Saturday, 27 November 2010

Jamie's Beef Tagine

We had friends round for a meal so I served tagine with couscous. It was surprisingly easy to make, and I was pleased with the result.

DSCF0004

600g stewing beef
• olive oil
• 1 onion, peeled and finely chopped
• small bunch of coriander [I had parsley]
• 1 x 400g tin of chickpeas, drained
• 1 x 400g tin of chopped tomatoes
• 800ml vegetable stock,
• 1 small squash (approx 800g),
deseeded and cut into 5cm chunks
• 100g prunes, stoned and roughly torn [I used apricots!]
• 2 tbsps flaked almonds, toasted
For the spice rub
• sea salt and freshly ground black pepper
• 1 level tbsp ras el hanout spice mix* [I omitted this!]
• 1 level tbsp ground cumin
• 1 level tbsp ground cinnamon
• 1 level tbsp ground ginger
• 1 level tbsp sweet paprika

Mix all the spice rub ingredients together in a small bowl.

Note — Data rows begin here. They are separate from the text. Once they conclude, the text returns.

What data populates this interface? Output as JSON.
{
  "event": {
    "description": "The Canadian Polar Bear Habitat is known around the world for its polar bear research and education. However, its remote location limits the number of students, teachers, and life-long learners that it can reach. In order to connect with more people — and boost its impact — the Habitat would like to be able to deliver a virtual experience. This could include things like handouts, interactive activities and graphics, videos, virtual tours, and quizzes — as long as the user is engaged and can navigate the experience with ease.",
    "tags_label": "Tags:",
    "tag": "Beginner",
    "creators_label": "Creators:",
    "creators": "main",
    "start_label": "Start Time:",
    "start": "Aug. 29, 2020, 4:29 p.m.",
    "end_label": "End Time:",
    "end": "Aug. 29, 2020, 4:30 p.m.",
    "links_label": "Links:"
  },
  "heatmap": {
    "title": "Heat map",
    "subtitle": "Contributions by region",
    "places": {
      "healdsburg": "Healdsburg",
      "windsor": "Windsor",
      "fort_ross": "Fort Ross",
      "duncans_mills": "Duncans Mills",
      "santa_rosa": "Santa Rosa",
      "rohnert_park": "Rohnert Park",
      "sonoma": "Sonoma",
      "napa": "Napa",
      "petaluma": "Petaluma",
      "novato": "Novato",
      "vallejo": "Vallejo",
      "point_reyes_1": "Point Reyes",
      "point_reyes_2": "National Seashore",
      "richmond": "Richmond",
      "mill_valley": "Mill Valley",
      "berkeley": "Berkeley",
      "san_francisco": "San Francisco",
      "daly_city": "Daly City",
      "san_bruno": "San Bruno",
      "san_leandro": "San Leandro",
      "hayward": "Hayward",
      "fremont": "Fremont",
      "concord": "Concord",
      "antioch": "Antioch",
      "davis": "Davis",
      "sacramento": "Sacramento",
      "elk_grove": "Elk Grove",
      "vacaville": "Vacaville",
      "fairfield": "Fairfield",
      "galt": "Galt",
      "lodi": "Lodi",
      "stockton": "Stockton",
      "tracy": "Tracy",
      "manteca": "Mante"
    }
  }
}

Put the beef into a large bowl, massage it with the spice rub, then cover with clingfilm and put into the fridge for a couple of hours – ideally overnight. That way the spices really penetrate and flavour the meat.
When you’re ready to cook, heat a generous lug of olive oil in a tagine or casserole– type pan and fry the meat over a medium heat for 5 minutes. Add your chopped onion and coriander stalks and fry for another 5 minutes. Tip in the chickpeas and tomatoes, then pour in 400ml of stock and stir. Bring to the boil, then put the lid on the pan or cover with foil and reduce to a simmer for 1½hours. At this point add your squash, the prunes [or apricots] and the rest of the stock. Give everything a gentle stir, then pop the lid back on the pan and continue cooking for another 1½hours. Keep an eye on it and add a splash of water if it looks too dry.**
Once the time is up, take the lid off and check the consistency. If it seems a bit too runny, simmer for 5 to 10 minutes more with the lid off. The beef should be really tender and flaking apart now, so have a taste and season with a pinch or two of salt. Scatter the coriander leaves over the tagine along with the toasted almonds, then take it straight to the table with a big bowl of lightly seasoned couscous and dive in.

*Ras el hanout (Arabic for 'top of the shop') is a blend of the best spices a vendor has in his shop. The mixture varies depending on who is selling it, but can be a combination of anywhere from 10 to 100 spices. It usually includes nutmeg, cinnamon, mace, aniseed, turmeric, cayenne, peppercorns, dried galangal, ginger, cloves, cardamom, chilli, allspice and orris root. Sainsbury’s sell “Moroccan Spice Mix” but it was £2.99 and I didn’t want to spend that much when I had lots of spices in my cupboard – so I just added some fresh ground nutmeg, a little turmeric and pounded a few cloves and peppercorns in the mortar and pestle.

The tagine was fragrant and spiced without being hot.

DSCF0001

To the couscous I added one small, mild chilli, sliced finely [sans seeds] some spring onions, chopped mint and parsley and the zest and juice of a lemon, along with a splash of olive oil.

Time frame – first night – made the spice rub and left meat marinading in fridge overnight

second night – made the tagine this far**

third night – reheated tagine, and simmered to thicken. Made the couscous. Served the meal!

[Jamie’s recipe from website here]

Served this to my guests with a green salad [followed by a chocolate tart from IKEA – I had no inspiration left for a home-made pud!]

We had seconds – but there was still enough tagine and couscous left for a decent lunch for two.

No comments:

Post a comment

Always glad to hear from you - thanks for stopping by!
I am blocking anonymous comments now, due to excessive spam!